◆ Assigned task: Wherever the string "Vlastnosti" occurs in a line of these records, report that line.

----- Exercise input -----

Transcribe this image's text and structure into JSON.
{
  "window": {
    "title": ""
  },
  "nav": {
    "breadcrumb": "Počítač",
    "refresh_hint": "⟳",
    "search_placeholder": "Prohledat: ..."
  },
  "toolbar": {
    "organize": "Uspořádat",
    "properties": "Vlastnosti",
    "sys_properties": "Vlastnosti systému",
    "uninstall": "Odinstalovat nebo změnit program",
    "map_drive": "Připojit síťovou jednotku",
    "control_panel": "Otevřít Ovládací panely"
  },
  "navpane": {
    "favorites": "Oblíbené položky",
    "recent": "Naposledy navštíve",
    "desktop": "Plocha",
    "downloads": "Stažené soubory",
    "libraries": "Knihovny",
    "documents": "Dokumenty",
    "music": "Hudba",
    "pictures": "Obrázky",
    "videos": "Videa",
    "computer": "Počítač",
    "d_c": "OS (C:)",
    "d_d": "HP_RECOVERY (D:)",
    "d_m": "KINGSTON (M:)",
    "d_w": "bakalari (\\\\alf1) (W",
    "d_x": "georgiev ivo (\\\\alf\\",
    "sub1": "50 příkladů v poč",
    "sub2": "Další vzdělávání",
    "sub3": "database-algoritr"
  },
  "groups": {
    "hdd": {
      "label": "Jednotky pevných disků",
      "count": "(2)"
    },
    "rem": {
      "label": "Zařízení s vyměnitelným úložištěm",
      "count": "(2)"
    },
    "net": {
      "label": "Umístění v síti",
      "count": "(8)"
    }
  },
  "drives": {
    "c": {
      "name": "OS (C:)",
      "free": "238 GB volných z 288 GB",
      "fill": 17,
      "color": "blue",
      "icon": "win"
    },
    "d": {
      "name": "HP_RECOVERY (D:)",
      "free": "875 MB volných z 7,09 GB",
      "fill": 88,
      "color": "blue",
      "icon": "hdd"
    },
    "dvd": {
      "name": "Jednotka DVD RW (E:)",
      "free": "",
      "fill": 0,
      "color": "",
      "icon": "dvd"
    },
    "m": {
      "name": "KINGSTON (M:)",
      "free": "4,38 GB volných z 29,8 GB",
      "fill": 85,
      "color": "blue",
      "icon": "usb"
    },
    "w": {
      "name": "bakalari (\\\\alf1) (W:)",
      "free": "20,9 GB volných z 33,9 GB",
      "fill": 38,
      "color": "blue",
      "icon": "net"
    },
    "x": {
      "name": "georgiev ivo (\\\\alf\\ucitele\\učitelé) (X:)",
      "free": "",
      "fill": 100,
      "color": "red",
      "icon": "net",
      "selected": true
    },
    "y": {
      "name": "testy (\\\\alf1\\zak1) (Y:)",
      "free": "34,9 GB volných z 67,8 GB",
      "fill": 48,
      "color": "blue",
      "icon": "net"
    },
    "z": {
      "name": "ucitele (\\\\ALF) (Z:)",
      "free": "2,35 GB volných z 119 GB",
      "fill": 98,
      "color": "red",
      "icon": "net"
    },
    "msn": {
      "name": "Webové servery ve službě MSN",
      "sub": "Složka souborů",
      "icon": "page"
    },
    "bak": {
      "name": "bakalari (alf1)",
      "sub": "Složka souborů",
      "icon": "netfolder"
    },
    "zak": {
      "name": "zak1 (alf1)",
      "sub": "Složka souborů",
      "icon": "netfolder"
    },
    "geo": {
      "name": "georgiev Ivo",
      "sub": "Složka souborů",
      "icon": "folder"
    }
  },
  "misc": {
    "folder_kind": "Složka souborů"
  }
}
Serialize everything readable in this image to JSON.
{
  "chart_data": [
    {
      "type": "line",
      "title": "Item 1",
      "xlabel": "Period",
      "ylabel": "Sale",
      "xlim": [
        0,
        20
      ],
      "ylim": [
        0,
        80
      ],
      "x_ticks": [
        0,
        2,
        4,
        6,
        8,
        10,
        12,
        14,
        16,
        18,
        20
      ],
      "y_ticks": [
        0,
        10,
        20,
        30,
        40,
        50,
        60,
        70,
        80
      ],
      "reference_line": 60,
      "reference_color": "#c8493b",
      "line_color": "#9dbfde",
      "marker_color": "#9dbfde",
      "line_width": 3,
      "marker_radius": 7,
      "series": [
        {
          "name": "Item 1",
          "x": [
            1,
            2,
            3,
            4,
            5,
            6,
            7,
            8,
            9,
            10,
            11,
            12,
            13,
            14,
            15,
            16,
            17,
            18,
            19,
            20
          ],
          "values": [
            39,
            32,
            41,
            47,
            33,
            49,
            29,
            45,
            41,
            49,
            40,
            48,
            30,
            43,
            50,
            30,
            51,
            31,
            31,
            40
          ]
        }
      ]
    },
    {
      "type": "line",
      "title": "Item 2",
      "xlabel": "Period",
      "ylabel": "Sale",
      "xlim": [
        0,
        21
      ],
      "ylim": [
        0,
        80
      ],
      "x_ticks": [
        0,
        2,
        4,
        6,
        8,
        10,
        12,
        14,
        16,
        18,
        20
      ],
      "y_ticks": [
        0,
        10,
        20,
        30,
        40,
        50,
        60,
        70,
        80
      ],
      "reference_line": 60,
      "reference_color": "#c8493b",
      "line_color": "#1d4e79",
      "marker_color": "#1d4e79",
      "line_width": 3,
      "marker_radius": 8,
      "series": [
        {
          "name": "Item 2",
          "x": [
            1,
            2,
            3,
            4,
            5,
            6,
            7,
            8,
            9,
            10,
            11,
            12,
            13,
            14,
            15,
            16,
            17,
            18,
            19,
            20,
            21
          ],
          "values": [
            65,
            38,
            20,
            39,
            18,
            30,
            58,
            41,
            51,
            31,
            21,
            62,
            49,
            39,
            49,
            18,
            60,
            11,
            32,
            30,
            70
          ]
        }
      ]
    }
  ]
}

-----

◆ Result of the exercise:
    "properties": "Vlastnosti",
    "sys_properties": "Vlastnosti systému",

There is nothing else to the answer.